Dataset rows describing interfaces
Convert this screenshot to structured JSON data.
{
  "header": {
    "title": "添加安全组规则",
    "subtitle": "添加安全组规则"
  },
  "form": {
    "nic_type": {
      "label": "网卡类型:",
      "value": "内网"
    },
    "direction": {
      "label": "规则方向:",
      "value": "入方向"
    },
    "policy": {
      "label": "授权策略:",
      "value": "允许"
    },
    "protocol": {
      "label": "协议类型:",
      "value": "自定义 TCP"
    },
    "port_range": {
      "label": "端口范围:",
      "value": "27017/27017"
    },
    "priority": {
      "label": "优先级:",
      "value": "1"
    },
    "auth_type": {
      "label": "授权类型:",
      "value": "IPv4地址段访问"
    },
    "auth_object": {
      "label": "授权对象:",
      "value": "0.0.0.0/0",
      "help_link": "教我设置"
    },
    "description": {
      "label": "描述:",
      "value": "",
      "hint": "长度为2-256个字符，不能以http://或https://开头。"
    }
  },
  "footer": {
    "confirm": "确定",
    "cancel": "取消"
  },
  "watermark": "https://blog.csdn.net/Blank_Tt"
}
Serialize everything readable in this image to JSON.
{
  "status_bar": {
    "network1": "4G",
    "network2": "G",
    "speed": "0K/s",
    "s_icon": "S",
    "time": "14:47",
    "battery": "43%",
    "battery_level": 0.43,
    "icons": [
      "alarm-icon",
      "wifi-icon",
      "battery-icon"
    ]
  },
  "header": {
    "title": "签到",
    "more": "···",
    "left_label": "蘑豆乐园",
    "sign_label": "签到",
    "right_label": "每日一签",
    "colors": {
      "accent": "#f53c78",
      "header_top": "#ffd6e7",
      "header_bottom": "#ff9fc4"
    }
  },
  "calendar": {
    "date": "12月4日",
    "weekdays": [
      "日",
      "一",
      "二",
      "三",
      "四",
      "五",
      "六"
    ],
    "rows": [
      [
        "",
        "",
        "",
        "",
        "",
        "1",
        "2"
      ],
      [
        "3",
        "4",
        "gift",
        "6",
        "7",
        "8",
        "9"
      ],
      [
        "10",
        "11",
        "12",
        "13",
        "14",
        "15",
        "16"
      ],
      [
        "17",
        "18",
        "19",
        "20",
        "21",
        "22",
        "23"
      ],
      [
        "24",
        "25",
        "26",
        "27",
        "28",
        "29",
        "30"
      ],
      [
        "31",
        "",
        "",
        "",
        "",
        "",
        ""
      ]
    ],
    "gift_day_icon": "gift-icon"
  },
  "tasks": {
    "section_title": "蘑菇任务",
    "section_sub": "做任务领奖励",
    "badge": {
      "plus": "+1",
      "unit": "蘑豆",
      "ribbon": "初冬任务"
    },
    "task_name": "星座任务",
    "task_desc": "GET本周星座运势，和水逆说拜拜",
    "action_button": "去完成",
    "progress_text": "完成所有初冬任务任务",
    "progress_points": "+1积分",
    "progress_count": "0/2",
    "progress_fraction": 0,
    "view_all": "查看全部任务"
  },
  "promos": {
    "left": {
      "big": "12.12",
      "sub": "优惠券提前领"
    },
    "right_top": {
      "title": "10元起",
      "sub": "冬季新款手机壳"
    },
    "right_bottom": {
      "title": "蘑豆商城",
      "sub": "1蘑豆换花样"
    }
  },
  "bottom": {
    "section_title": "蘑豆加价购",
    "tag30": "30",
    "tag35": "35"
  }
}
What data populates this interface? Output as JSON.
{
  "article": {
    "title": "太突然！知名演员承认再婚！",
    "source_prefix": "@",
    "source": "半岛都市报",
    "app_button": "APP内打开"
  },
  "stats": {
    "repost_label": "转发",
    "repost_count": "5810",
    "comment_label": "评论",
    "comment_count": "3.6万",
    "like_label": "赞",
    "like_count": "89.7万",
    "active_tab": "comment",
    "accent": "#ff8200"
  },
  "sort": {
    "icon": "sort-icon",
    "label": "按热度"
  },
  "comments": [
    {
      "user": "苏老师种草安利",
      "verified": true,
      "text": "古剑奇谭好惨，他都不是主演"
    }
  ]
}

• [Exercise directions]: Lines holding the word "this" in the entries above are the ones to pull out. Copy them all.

• [Answer section]:
Convert this screenshot to structured JSON data.
Serialize everything readable in this image to JSON.
What data populates this interface? Output as JSON.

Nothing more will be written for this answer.